The Supremacy Clause is the part of the Constitution that says federal law will be the supreme law of the land. What happens at the federal level supersedes state and local regulations.
Frankly, that’s kind of how stuff like that is supposed to work.
However, I can’t help but think that the gun control crowd is of two minds when it comes to the Supremacy Clause.
For example, they absolutely love a bill out of New York state.
A bill that is heading to Gov. Andrew Cuomo’s desk that would make it easier to sue gun makers has the potential to bring changes to the firearms industry, advocates for gun control on Tuesday said.
The measure, approved at the end of the legislative session this month, is meant to crack down on illegal guns that enter the state and hold gun manufacturers liable for them in the process through civil proceedings. Gun rights supporters have argued the measure could have a cascade effect on other industries.
But advocates for tighter gun laws in New York pointed to other industries, like opioid manufacturers as well as tobacco and automobile makers, which have reformed themselves in the wake of lawsuits.
However, this bill runs completely counter to the Protection of Lawful Commerce of Arms Act, or PLCAA, which forbids lawsuits against gun manufacturers. According to the Supremacy Clause, the New York bill can’t be law because it contradicts the federal PLCAA law.
Maybe the problem is that anti-gunners really just don’t like the Supremacy Clause? I mean, they don’t like the Second Amendment, so their opting to ignore parts of the Constitution wouldn’t be anything new. Is that the issue?
Well, not really, as we can see from the opposition to Missouri’s sanctuary bill.
This month, Gov. Mike Parson signed the Second Amendment Preservation Act, which proclaimed Missouri would no longer enforce federal gun laws. His reason was that it “demonstrates our commitment to reject any attempt by the federal government to circumvent the fundamental right Missourians have to keep and bear arms to protect themselves and their property.” The U.S. Department of Justice issued a statement that the state does not possess the authority to enact or enforce such a law.
The actions of the state of Missouri are unconstitutional. In Article VI Clause 2, the U.S. Constitution affirms it is the “supreme law of the land.” Though the Tenth Amendment allows the individual states their sovereignty within their sphere of influence, all of the laws passed by state and local authorities must be enforced by lower governmental agencies.
Now, I’m not saying the two laws are similar. There are profound differences, yet those differences only serve to highlight the anti-gun hypocrisy.
New York’s bill seeks to run completely and totally counter to federal law. Meanwhile, Missouri’s law says state and local law enforcement won’t enforce gun control laws. In fact, the only difference between Missouri’s sanctuary law and the sanctuary measures in place over immigration is that Missouri’s law provides civil penalties against law enforcement officers who violate it.

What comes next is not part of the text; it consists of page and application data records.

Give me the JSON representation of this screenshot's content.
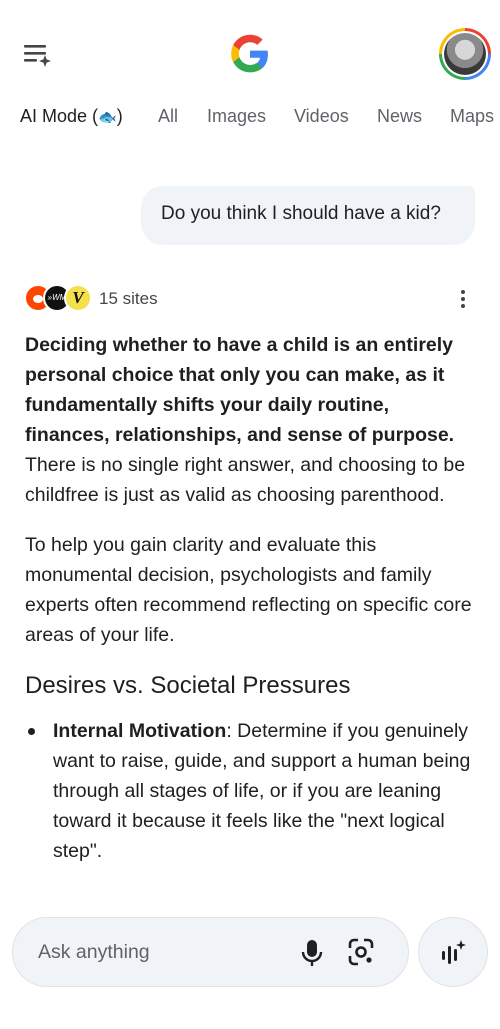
{
  "header": {
    "menu_icon": "menu-sparkle-icon",
    "logo_icon": "google-g-logo",
    "avatar_icon": "account-avatar"
  },
  "tabs": [
    {
      "label": "AI Mode (",
      "suffix": ")",
      "active": true
    },
    {
      "label": "All"
    },
    {
      "label": "Images"
    },
    {
      "label": "Videos"
    },
    {
      "label": "News"
    },
    {
      "label": "Maps"
    }
  ],
  "user_query": "Do you think I should have a kid?",
  "sources": {
    "count_label": "15 sites",
    "icons": [
      "reddit-icon",
      "site-icon",
      "v-site-icon"
    ],
    "v_letter": "V",
    "black_text": "»WM"
  },
  "answer": {
    "p1_bold": "Deciding whether to have a child is an entirely personal choice that only you can make, as it fundamentally shifts your daily routine, finances, relationships, and sense of purpose.",
    "p1_rest": " There is no single right answer, and choosing to be childfree is just as valid as choosing parenthood.",
    "p2": "To help you gain clarity and evaluate this monumental decision, psychologists and family experts often recommend reflecting on specific core areas of your life.",
    "heading": "Desires vs. Societal Pressures",
    "bullet1_bold": "Internal Motivation",
    "bullet1_rest": ": Determine if you genuinely want to raise, guide, and support a human being through all stages of life, or if you are leaning toward it because it feels like the \"next logical step\"."
  },
  "input": {
    "placeholder": "Ask anything",
    "mic_icon": "mic-icon",
    "lens_icon": "lens-icon",
    "live_icon": "live-voice-icon"
  },
  "colors": {
    "google_blue": "#4285f4",
    "google_red": "#ea4335",
    "google_yellow": "#fbbc05",
    "google_green": "#34a853",
    "bubble_bg": "#f0f4f9"
  }
}
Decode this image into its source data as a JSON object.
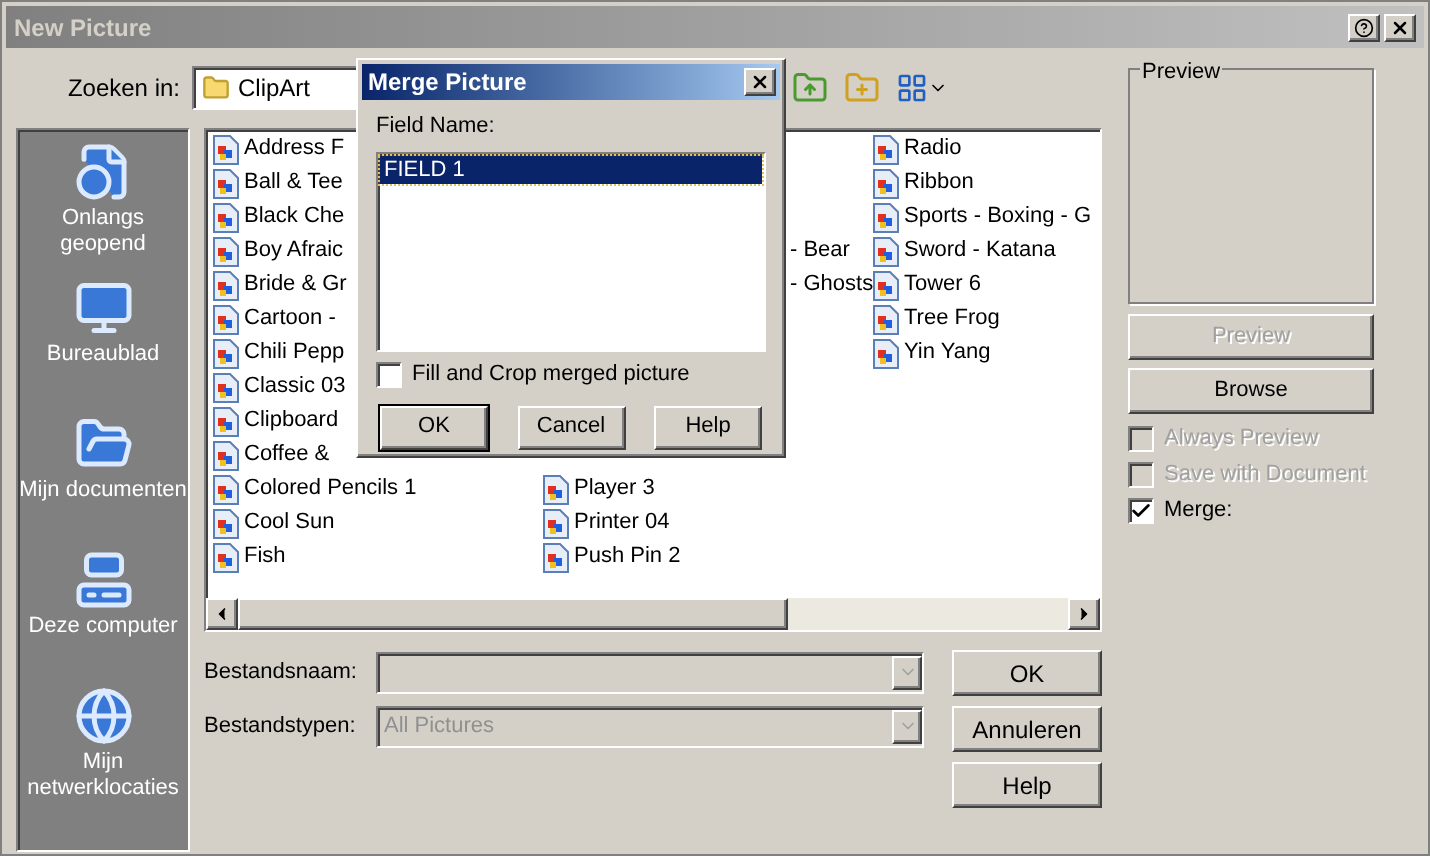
{
  "window": {
    "title": "New Picture"
  },
  "toolbar": {
    "look_in_label": "Zoeken in:",
    "look_in_value": "ClipArt"
  },
  "places": [
    {
      "label": "Onlangs geopend",
      "kind": "recent"
    },
    {
      "label": "Bureaublad",
      "kind": "desktop"
    },
    {
      "label": "Mijn documenten",
      "kind": "documents"
    },
    {
      "label": "Deze computer",
      "kind": "computer"
    },
    {
      "label": "Mijn netwerklocaties",
      "kind": "network"
    }
  ],
  "file_list": {
    "columns": [
      [
        {
          "label": "Address F",
          "kind": "file"
        },
        {
          "label": "Ball & Tee",
          "kind": "file"
        },
        {
          "label": "Black Che",
          "kind": "file"
        },
        {
          "label": "Boy Afraic",
          "kind": "file"
        },
        {
          "label": "Bride & Gr",
          "kind": "file"
        },
        {
          "label": "Cartoon -",
          "kind": "file"
        },
        {
          "label": "Chili Pepp",
          "kind": "file"
        },
        {
          "label": "Classic 03",
          "kind": "file"
        },
        {
          "label": "Clipboard",
          "kind": "file"
        },
        {
          "label": "Coffee &",
          "kind": "file"
        },
        {
          "label": "Colored Pencils 1",
          "kind": "file"
        },
        {
          "label": "Cool Sun",
          "kind": "file"
        },
        {
          "label": "Fish",
          "kind": "file"
        }
      ],
      [
        {
          "label": "- Bear",
          "kind": "cut"
        },
        {
          "label": "- Ghosts",
          "kind": "cut"
        },
        {
          "label": "Player 3",
          "kind": "file"
        },
        {
          "label": "Printer 04",
          "kind": "file"
        },
        {
          "label": "Push Pin 2",
          "kind": "file"
        }
      ],
      [
        {
          "label": "Radio",
          "kind": "file"
        },
        {
          "label": "Ribbon",
          "kind": "file"
        },
        {
          "label": "Sports - Boxing - G",
          "kind": "file"
        },
        {
          "label": "Sword - Katana",
          "kind": "file"
        },
        {
          "label": "Tower 6",
          "kind": "file"
        },
        {
          "label": "Tree Frog",
          "kind": "file"
        },
        {
          "label": "Yin Yang",
          "kind": "file"
        }
      ]
    ]
  },
  "file_name": {
    "label": "Bestandsnaam:",
    "disabled": true
  },
  "file_type": {
    "label": "Bestandstypen:",
    "value": "All Pictures",
    "disabled": true
  },
  "dialog_buttons": [
    {
      "label": "OK",
      "disabled": false
    },
    {
      "label": "Annuleren",
      "disabled": false
    },
    {
      "label": "Help",
      "disabled": false
    }
  ],
  "preview": {
    "group_label": "Preview"
  },
  "side_buttons": [
    {
      "label": "Preview",
      "disabled": true
    },
    {
      "label": "Browse",
      "disabled": false
    }
  ],
  "options": [
    {
      "label": "Always Preview",
      "checked": false,
      "disabled": true
    },
    {
      "label": "Save with Document",
      "checked": false,
      "disabled": true
    },
    {
      "label": "Merge:",
      "checked": true,
      "disabled": false
    }
  ],
  "merge_dialog": {
    "title": "Merge Picture",
    "field_label": "Field Name:",
    "fields": [
      {
        "label": "FIELD 1",
        "selected": true
      }
    ],
    "fill_crop": {
      "label": "Fill and Crop merged picture",
      "checked": false
    },
    "buttons": [
      {
        "label": "OK",
        "default": true
      },
      {
        "label": "Cancel",
        "default": false
      },
      {
        "label": "Help",
        "default": false
      }
    ]
  }
}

The fact that anti-gunners are loving New York’s bill and loathing Missouri’s law illustrates just how selectively anti-gunners view the Supremacy Clause. In essence, they only think it applies to the things they dislike while measures they approve of are free to run counter to it all day long.
With this degree of hypocrisy, though, should we really trust anything else they try to claim? I sure as hell don’t.